Design is everywhere, design is everything. Our faces, clothes, houses, cities, food, movies, books, journals, magazines, music, our lifestyle is design. As human beings, thus equipped with rational and emotional capabilities, we can choose things amongst others. What determines our choices is the way we perceive our surroundings. Imagine these two cups of coffee in front of you. The second cup costs 1 pound more than the first one – 2,70 £. What would your choice be?
20 out of 20 students and staff I interviewed at the London College of Communication, would rather choose the second cup: “because its foam is creamer” and “it wishes you a better day”. The preferred cup has
the perfect design of a ‘leaf’ with a heart shape on its top. Its design attracts people because of its perfection and the sensation it recalls.
In this chase, design makes a difference in the business practices, considering that a shop which sells the most fashionable cup of coffee, would gain 20 pounds extra over the one which sells the 1,70-pound cup, within 20 sells.
Few examples proof the direct impact of design on the business performance. The first evidence that comes into mind is the launch of the Apple’s iPod in the market, which within few years, suppressed any revenue for the new MP3 device. The only difference between the latter was their appearance. The iPod futuristic and dynamic overall touch screen probably was the reason customers preferred to buy the latter over the MP3 antique look.
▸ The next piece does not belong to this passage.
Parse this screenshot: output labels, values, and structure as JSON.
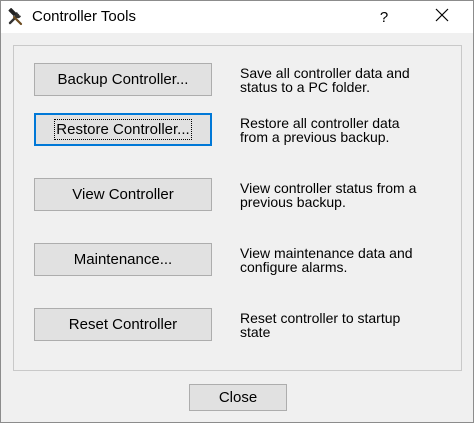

In 2010 the annual Curry Stone Design Prize, which “highlight, honour, and reward projects that improve daily living conditions for communities around the
world”, was given to Elizabeth Scharpf. As described on her LinkedIn page, Elizabeth is “currently Founder/ CEO of Sustainable Health Enterprises (SHE), a social venture that invests in people and ideas that are overlooked, often taboo, but can have an enormous social & economic impact”. The Curry Stone Foundation rewarded her design of menstrual pads made from banana tree fibres, commune source in Rwanda, for the female community that usually misses hours of work and school due to the inaccessibility of intimal and hygienic goods during their period. Elizabeth gained the prize three years after her graduation from the Harvard Business School. This case proves how design and business co-operating allows both sides successful achievements. Elizabeth, although being an entrepreneur, has been priced for using design and its process, to improve human’s life in Africa.
Design is crucial regarding profit making. The travel booking site leader, Expedia, has experienced it. Observing a loss of capital, the Expedia analysts investigated on why many customers who clicked the ‘Buy Now’ button on the company site did not complete the transaction. A field on the payment stage was confusing: customers would have understood their bank address was needed, instead of their billing address, failing thus the transaction because the
address provided was not the holder’s address. A single visual mistake was costing Expedia $12m a year.
Many brands are quickly well known around the world due to their design impact in people’s everyday lives: Coca-Cola, Starbucks, McDonald’s, Ikea. All these brands are primary protagonists of globalisation thanks to their branding design. Each of them is clearly recognisable. People sense values from these brand’s spots and adverts. The design of the latter can be crucial for the profit of a brand. Therefore, each of them aims to strike people’s emotions.
Design determines people’s decisions and feelings since long historical periods. The Catholic church has always intimidated and recruited followers through paintings recounting episodes taken from the Bible, and awe-inspiring buildings which recalled the Omniscient presence and thus the nonentity of the human condition. A similar evidence can be contextualised in the 30’s and 40’s when the urban design of Berlin was reinvented to demonstrate the greatness on Nazis German and its supremacy through symbolism reflecting the country’s heritage. On September 2015, I visited Berlin. The shores of the Spree towards the new centre, are adorned by modern and glassy buildings of the government which transmit the sense of democracy and transparency which the contemporary politics of German is trying to adopt.
As in the past, design today visually communicate and influence people’s sensations: it shapes our feeling and bias.
Therefore, design is necessary for any form of business which aims to increase profit and credibility. Citing Rodney Fitch’s speech at the Cannes Lions 2009, design is the “bedrock of modern business”, as fulcrum of people’s attitude and behaviour. Design is everything, Design is everywhere.
By Nicole Afonso Alves Calistri, 2016
Cannes Lions International Festival of Creativity 2009, “Fitch seminar – Cannes Lions 2009” available from https://www.youtube.com/watch?v=gu7gkK3YKZ0 accessed on 1/1/2016
Curry Stone Prize 2010, “A far-reaching health education program to distribute sustainably made, locally manufactured menstrual pads”, available from http://currystonedesignprize.com/winners/sustainable-health-enterprises-she/ accessed on 3/2/2016
Heat N. 2010, “Expedia on how one extra data field can cost $12m” available from http://www.zdnet.com/article/expedia-on-how-one-extra-data-field-can-cost-12m/ accessed on 2/2/2016